Mitt Romney Won the Popular Vote Tuesday, But Ron Paul Will Control More Delegates in November
Tuesday, Indiana held a primary. Most years by May, a primary doesn't mean much. This year is different. The presumed frontrunner – Mitt Romney – is fighting tooth and nail to see to it that his opponent does not even make it into the running at the Republican National Convention in Tampa August 27-30. Even Fox News has admitted that Mitt Romney already lost that fight – Ron Paul will be one of the two nominees in the running at the nominating convention.
There's an important reason the Romney campaign doesn't even want Paul's name mentioned – they have no idea how many delegates they actually control.
You see, you might think the Romney campaign could just open up the newspaper to learn the delegate numbers that Romney controls, but that's not the case. The newspaper only shows grossly inaccurate general estimates of delegates.
Some delegates are bound by honor to vote for Mitt Romney, others are bound by state law. Some can be unbound. Others are not bound at all. Many delegates become unbound after just one vote.
On the second vote at the RNC, we will see for the first time what kind of loyalty Paul and Romney each command from the delegates. The results will be very uncomfortable for Mitt Romney to have shown on national television. Furthermore, the results of a brokered convention can lead to a situation like the 1920 Republican National Convention where Warren G. Harding walked in with 7% of the delegates and left with the nomination before going on to become president later that year.

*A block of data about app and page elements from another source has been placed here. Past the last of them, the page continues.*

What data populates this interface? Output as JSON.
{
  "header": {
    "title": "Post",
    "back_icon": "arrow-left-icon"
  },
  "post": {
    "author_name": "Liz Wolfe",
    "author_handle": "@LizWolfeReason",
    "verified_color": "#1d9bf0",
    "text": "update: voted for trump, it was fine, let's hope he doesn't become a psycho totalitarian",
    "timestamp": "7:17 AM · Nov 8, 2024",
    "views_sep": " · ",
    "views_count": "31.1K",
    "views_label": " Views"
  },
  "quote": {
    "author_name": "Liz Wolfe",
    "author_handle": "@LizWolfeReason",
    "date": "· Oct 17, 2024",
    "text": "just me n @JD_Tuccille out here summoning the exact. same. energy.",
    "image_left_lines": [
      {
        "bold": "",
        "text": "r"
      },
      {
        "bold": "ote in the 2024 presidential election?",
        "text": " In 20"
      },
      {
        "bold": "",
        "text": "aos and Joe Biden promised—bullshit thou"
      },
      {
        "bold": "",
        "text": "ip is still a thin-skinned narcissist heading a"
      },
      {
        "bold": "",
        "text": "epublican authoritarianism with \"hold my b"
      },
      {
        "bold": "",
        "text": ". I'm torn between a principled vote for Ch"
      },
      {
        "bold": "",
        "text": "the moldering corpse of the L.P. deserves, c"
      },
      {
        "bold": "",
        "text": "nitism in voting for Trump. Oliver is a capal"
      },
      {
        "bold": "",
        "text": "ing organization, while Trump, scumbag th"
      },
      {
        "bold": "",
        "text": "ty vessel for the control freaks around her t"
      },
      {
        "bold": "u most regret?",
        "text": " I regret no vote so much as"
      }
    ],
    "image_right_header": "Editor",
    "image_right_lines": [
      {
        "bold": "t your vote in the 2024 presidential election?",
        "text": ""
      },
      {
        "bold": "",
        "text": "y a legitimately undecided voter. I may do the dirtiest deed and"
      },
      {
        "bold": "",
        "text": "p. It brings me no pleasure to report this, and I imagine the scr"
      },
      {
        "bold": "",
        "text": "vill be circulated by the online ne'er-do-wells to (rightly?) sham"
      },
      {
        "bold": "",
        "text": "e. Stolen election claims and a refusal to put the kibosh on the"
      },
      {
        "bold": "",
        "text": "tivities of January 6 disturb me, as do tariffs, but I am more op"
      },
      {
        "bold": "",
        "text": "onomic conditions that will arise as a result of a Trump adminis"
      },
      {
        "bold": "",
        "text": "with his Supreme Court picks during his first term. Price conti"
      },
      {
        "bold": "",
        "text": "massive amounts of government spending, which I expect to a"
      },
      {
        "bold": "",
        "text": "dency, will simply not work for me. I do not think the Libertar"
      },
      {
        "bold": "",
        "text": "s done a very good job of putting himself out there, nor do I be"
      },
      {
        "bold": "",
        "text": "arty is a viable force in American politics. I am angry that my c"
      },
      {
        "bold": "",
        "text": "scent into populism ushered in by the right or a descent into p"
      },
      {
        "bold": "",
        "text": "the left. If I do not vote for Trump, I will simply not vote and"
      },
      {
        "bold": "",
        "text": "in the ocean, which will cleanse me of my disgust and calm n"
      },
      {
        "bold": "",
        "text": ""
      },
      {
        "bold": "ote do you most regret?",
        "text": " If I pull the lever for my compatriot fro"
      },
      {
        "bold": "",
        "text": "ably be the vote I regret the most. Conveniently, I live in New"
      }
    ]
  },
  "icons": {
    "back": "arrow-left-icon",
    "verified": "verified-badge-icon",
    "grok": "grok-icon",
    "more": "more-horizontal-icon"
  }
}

In three months, after having gone on a family road trip and having had some time to think about the next generation, many delegates who are undecided and leaning toward Romney might fall on the side of principle over the status quo of D.C. That will mean a vote for Paul over Romney.
Such delegates will think about the wisdom of voting for someone with no plan for cutting the debt (Romney) over someone with a clearly laid out and drastic plan for balancing the budget within three years (Paul). Paul rights the ship that we will pass on to our children. Romney is just more Obama, who has turned out to just be more Bush.
All of that was a preface to ask you, dear reader, to essentially ignore the results out of Indiana today as anything more than estimates. On June 8 and 9 at the Indiana Republican Convention we'll get a better estimate of how Indiana will vote at the RNC – based on the will of the Indiana delegates who show up. Delegates will be selected that weekend, 35% of whom will be officially unpledged to any candidate. On August 30, as the RNC comes to an end, we'll have an even better idea of how Indiana voted. Until then, it's entirely up in the air. Anything can happen at a convention attended by people with that unpredictable combination of conscience and free will.
My most likely prediction at present is to simply follow the trend – Romney will win the popular vote and court GOP insiders, Paul will win a healthy portion of delegates, perhaps somehow walking away with the entire delegation, and will importantly control the GOP by November. Those are the important trends likely to come out of Indiana.
Not until the state convention will anyone have a better idea of how Indiana voted and not until after the RNC can that vote be more conclusively analyzed. Looking at the popular vote right now and divorcing it from the rest of the process is simply an irresponsible use of data.